violent temper, cheated at cards, cycled through a red light, forgotten to feed their cats, drunk to excess, shoplifted (that’s you, Winona Ryder; so much for Stranger Things), snapped at small children or eaten foie gras. These days it should go without saying that any evidence of racism, Islamophobia or intolerance of gender variants must mandate that an artist’s baby be thrown out with the filthy bathwater. We should only get our hits of culture from perfect people with perfect pasts and perfect opinions.
Arguably, art is just more stuff. So we might decide to boycott these products to protest against the wandering hands that made them, just as activists with Palestinian sympathies refuse to buy Israeli goods. But in both the instances we’re examining here, an in loco parentis overlord has denied the consumer the right to make that decision. BBC viewers are not allowed to determine for themselves whether the presence of an actor accused but not convicted of assault is sufficient reason defiantly to break out the Scrabble board rather than watch a tainted Agatha Christie adaptation. Filmgoers are not free to make up their own minds about whether disagreeable revelations about Louis C.K. as a man make his work disagreeable too.
I’m a purist in another sense. I happily scarf down the popcorn at films by Woody Allen and Roman Polanski. All that matters to me is whether the movies are any good. A painter could be an axe murderer for all I care (call me old-fashioned, but I’m one of the last holdouts who believes hacking people to pieces is worse than sexual impropriety), and I would still hang the artist’s comely landscape in my house. Fine, art is stuff, and I care about the stuff. I don’t give a toss who made it, and I am resolutely incurious about the personal lives of the creators behind the films, books and artwork that I love. I want my own readers to feel the same way. Ignore me; take the novels and run. I would dread a world where to publish I had first to be certified as a nice person.

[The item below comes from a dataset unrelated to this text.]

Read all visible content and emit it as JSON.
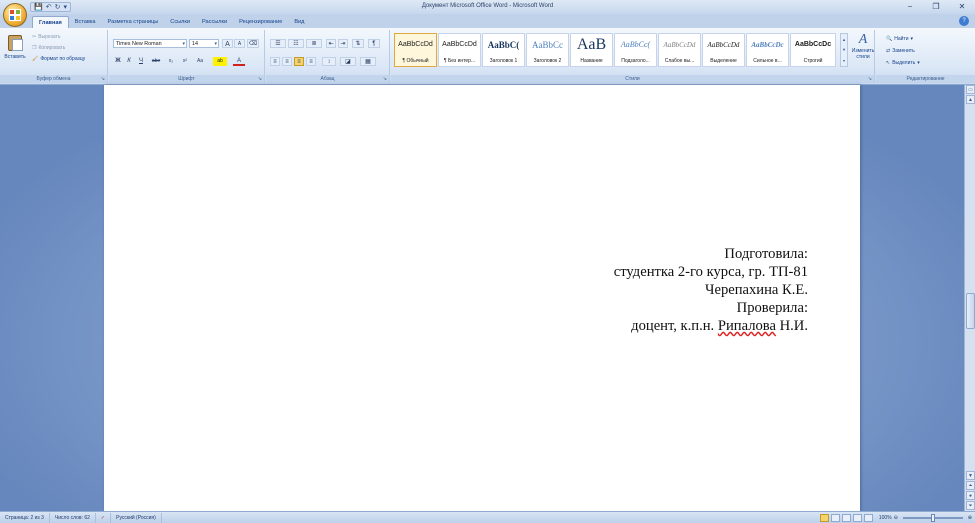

Given that the number of perfect people whom I have met is exactly zero, a moral purity test for artists is the end of art.
At least a French senator’s proposal to ban smoking in movies has been greeted with widespread derision. Eliminate all the French films in which a Gitanes makes an appearance, and all that’s left is the odd Chanel advert before the feature. Yet what leaps out for me is the eye-popping disproportion, which would be LOL hilarious if the privileging of the venial over the mortal sin hadn’t become, bewilderingly, the norm.
Consider for a moment the range of behaviours that cinema sponsors. Rape, arson and pillage. Defenestration, disembowelment, drawing and quartering, amputation and flaying alive. Hanging, electrocution and crucifixion. Enslavement, political persecution, assassination and genocide. Treachery, betrayal, humiliation and heart-breaking. Wife-beating, serial killing and cannibalism. Incest, castration, and police brutality. Mass slaughter on battle-fields or western frontiers and even in outer space. Stabbing, strangling, poisoning and bludgeoning to a bloody pulp. Oh, but never mind that. Just so long as nobody smokes.
Subscribe to The Spectator Australia today for a quality of argument not found in any other publication. Subscribe – Try a month free